              Bill targeting tax-delinquent federal employees set for House vote

              April 15 is tax day not just for individuals but also on Capitol Hill, where the House has scheduled votes on a number of tax-related bills, including one aimed at compliance by federal employees.

              Patent and Trademark Office doesn’t know if examiners are doing their jobs, watchdog says

              Patent and Trademark Office doesn’t know if examiners are doing their jobs, watchdog says

              From fiscal year 2009 to 2013, 99 percent of patent examiners received performance rating that made them eligible for almost $145 million in bonuses or more than $6,000 per person, regardless of whether they had errors.

              Parsing the words of Iran’s leadership on the nuclear framework agreement

              Parsing the words of Iran’s leadership on the nuclear framework agreement

              The supreme leader’s interpretation of a framework agreement may yet match the U.S.’s understanding.

              (Video) Michael Bolton’s ode to the unpopular IRS: ‘How are we supposed to live without you?’

              (Video) Michael Bolton’s ode to the unpopular IRS: ‘How are we supposed to live without you?’

              Bolton took to the stage on HBO’s “Last Week Tonight with John Oliver,” defending the IRS in a parody that compares the agency to a critical but unflattering body part that expels waste.

              IRS budget cuts lead to bad customer service

              IRS budget cuts lead to bad customer service

              Agency’s commissioner said the IRS collects more than it spends and that taxpayers are punished for past agency issues.

              Leadership lessons from the CIA

              Leadership lessons from the CIA

              Longtime analyst Timothy Kilbourn shares the management lessons he learned in his nearly three decades handling crises.

              Six examples of government waste from this year’s budget-hawk reports

              Six examples of government waste from this year’s budget-hawk reports

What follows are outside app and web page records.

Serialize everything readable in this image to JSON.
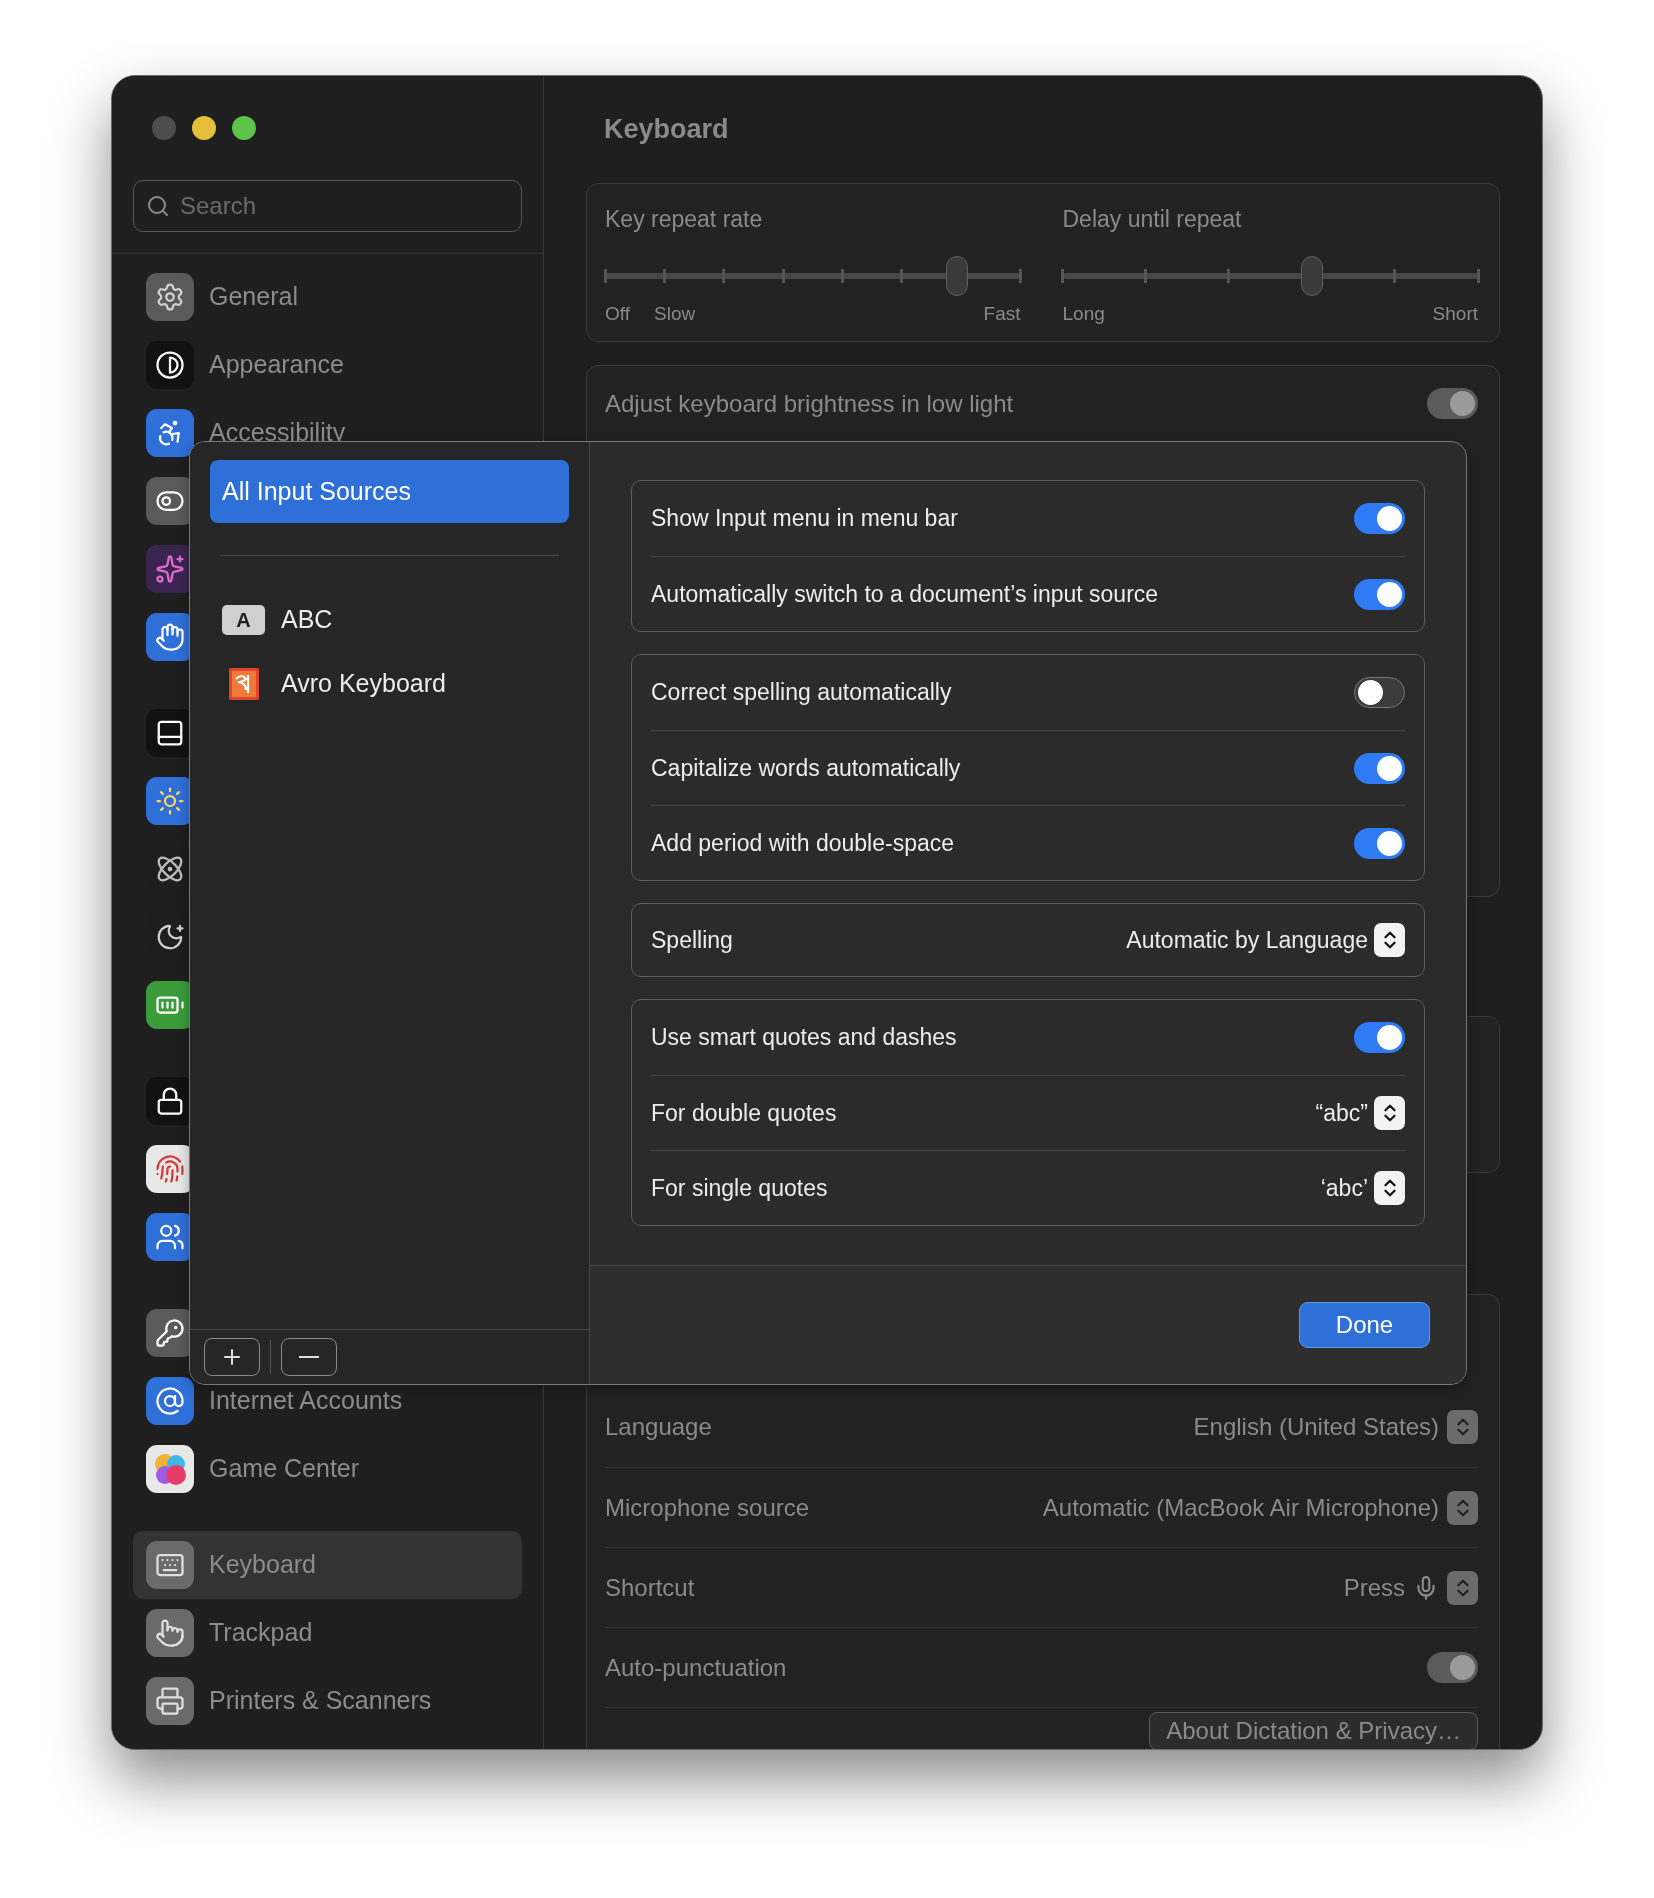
{
  "sidebar": {
    "search": {
      "placeholder": "Search"
    },
    "groups": [
      [
        {
          "label": "General",
          "selected": false
        },
        {
          "label": "Appearance",
          "selected": false
        },
        {
          "label": "Accessibility",
          "selected": false
        },
        {
          "selected": false
        },
        {
          "selected": false
        },
        {
          "selected": false
        }
      ],
      [
        {
          "selected": false
        },
        {
          "selected": false
        },
        {
          "selected": false
        },
        {
          "selected": false
        },
        {
          "selected": false
        }
      ],
      [
        {
          "selected": false
        },
        {
          "selected": false
        },
        {
          "selected": false
        }
      ],
      [
        {
          "selected": false
        },
        {
          "label": "Internet Accounts",
          "selected": false
        },
        {
          "label": "Game Center",
          "selected": false
        }
      ],
      [
        {
          "label": "Keyboard",
          "selected": true
        },
        {
          "label": "Trackpad",
          "selected": false
        },
        {
          "label": "Printers & Scanners",
          "selected": false
        }
      ]
    ]
  },
  "main": {
    "title": "Keyboard",
    "sliders": [
      {
        "label": "Key repeat rate",
        "level": 0.846,
        "left_labels": [
          "Off",
          "Slow"
        ],
        "right_label": "Fast"
      },
      {
        "label": "Delay until repeat",
        "level": 0.6,
        "left_labels": [
          "Long"
        ],
        "right_label": "Short"
      }
    ],
    "brightness": {
      "label": "Adjust keyboard brightness in low light",
      "on": true
    },
    "dictation": {
      "rows": [
        {
          "kind": "select",
          "label": "Language",
          "value": "English (United States)"
        },
        {
          "kind": "select",
          "label": "Microphone source",
          "value": "Automatic (MacBook Air Microphone)"
        },
        {
          "kind": "shortcut",
          "label": "Shortcut",
          "value": "Press"
        },
        {
          "kind": "toggle",
          "label": "Auto-punctuation",
          "on": true
        }
      ],
      "button": "About Dictation & Privacy…"
    }
  },
  "sheet": {
    "sources": [
      {
        "label": "All Input Sources",
        "selected": true
      },
      {
        "label": "ABC",
        "icon_letter": "A",
        "selected": false
      },
      {
        "label": "Avro Keyboard",
        "selected": false
      }
    ],
    "groups": [
      [
        {
          "kind": "toggle",
          "label": "Show Input menu in menu bar",
          "on": true
        },
        {
          "kind": "toggle",
          "label": "Automatically switch to a document’s input source",
          "on": true
        }
      ],
      [
        {
          "kind": "toggle",
          "label": "Correct spelling automatically",
          "on": false
        },
        {
          "kind": "toggle",
          "label": "Capitalize words automatically",
          "on": true
        },
        {
          "kind": "toggle",
          "label": "Add period with double-space",
          "on": true
        }
      ],
      [
        {
          "kind": "select",
          "label": "Spelling",
          "value": "Automatic by Language"
        }
      ],
      [
        {
          "kind": "toggle",
          "label": "Use smart quotes and dashes",
          "on": true
        },
        {
          "kind": "select",
          "label": "For double quotes",
          "value": "“abc”"
        },
        {
          "kind": "select",
          "label": "For single quotes",
          "value": "‘abc’"
        }
      ]
    ],
    "done": "Done"
  }
}
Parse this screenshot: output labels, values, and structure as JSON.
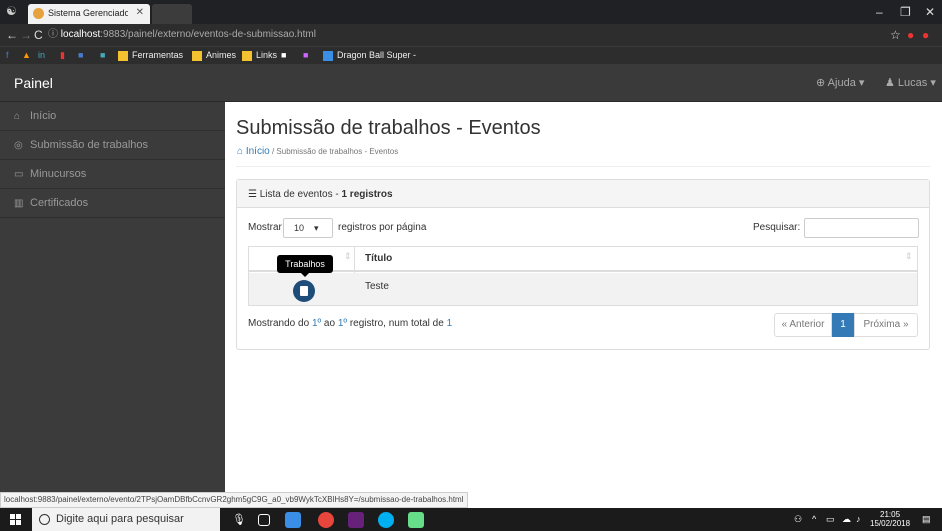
{
  "browser": {
    "tab_title": "Sistema Gerenciador de",
    "url_host": "localhost",
    "url_rest": ":9883/painel/externo/eventos-de-submissao.html",
    "bookmarks": [
      "Ferramentas",
      "Animes",
      "Links",
      "Dragon Ball Super - "
    ]
  },
  "navbar": {
    "brand": "Painel",
    "help": "Ajuda",
    "user": "Lucas"
  },
  "sidebar": {
    "items": [
      {
        "label": "Início",
        "icon": "home-icon"
      },
      {
        "label": "Submissão de trabalhos",
        "icon": "submit-icon"
      },
      {
        "label": "Minucursos",
        "icon": "card-icon"
      },
      {
        "label": "Certificados",
        "icon": "chart-icon"
      }
    ]
  },
  "main": {
    "title": "Submissão de trabalhos - Eventos",
    "breadcrumb_home": "Início",
    "breadcrumb_sep": " / ",
    "breadcrumb_current": "Submissão de trabalhos - Eventos",
    "panel_title": "Lista de eventos - ",
    "panel_count": "1 registros",
    "show_label": "Mostrar",
    "page_size": "10",
    "per_page_label": "registros por página",
    "search_label": "Pesquisar:",
    "search_value": "",
    "column_title": "Título",
    "rows": [
      {
        "title": "Teste"
      }
    ],
    "tooltip": "Trabalhos",
    "showing_pre": "Mostrando do ",
    "showing_from": "1º",
    "showing_mid": " ao ",
    "showing_to": "1º",
    "showing_post": " registro, num total de ",
    "showing_total": "1",
    "prev": "« Anterior",
    "current_page": "1",
    "next": "Próxima »"
  },
  "status_url": "localhost:9883/painel/externo/evento/2TPsjOamDBfbCcnvGR2ghm5gC9G_a0_vb9WykTcXBlHs8Y=/submissao-de-trabalhos.html",
  "taskbar": {
    "search_placeholder": "Digite aqui para pesquisar",
    "time": "21:05",
    "date": "15/02/2018"
  },
  "colors": {
    "navbar": "#3a3a3a",
    "sidebar": "#3b3b3b",
    "link": "#337ab7",
    "doc_button": "#1f4d7a"
  }
}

              Highlights from two reports identifying areas of perceived waste in the federal government, from buildings that melt in the rain to farm subsidies.

              Federal contracting bias against LGBT Americans is banned

              Federal contracting bias against LGBT Americans is banned

              President Obama’s executive order prohibiting discrimination against LGBT people by federal contractors took effect this week.

              IRS: Our collections staff is depleted. But don’t get the idea we’re not pursuing tax cheats

              IRS: Our collections staff is depleted. But don’t get the idea we’re not pursuing tax cheats

              The IRS has lost 5,000 enforcement jobs since 2010. But it says tax cheats are not being ignored.

              Puerto Ricans who can’t speak English qualify as disabled for Social Security

              Puerto Ricans who can’t speak English qualify as disabled for Social Security

              The Social Security inspector general questioned the policy this month in light of the fact that Spanish is the predominant language in Puerto Rico.

              Sen. Grassley calls hearing on controversial asset seizures

              Sen. Grassley calls hearing on controversial asset seizures

              Law enforcement authorities have taken billions of dollars from individuals over the past decade without proving that crimes have occurred.

              In Dallas, the IRS says it can’t chase tax cheats who owe less than $1 million

              In Dallas, the IRS says it can’t chase tax cheats who owe less than $1 million

              The IRS says that $2 billion will go uncollected this year because of cuts to revenue employees who go after tax cheats.

              Ruling: Army owes damages to transgender employee for bathroom dispute

              Ruling: Army owes damages to transgender employee for bathroom dispute

              The Army barred the transgender civilian employee from a restroom matching her new gender identity.

              Racing the clock, White House still hopes to fill Norway embassy post

              Racing the clock, White House still hopes to fill Norway embassy post

              The White House doesn’t have a lot of time left to fill the top envoy spots at many U.S. embassies.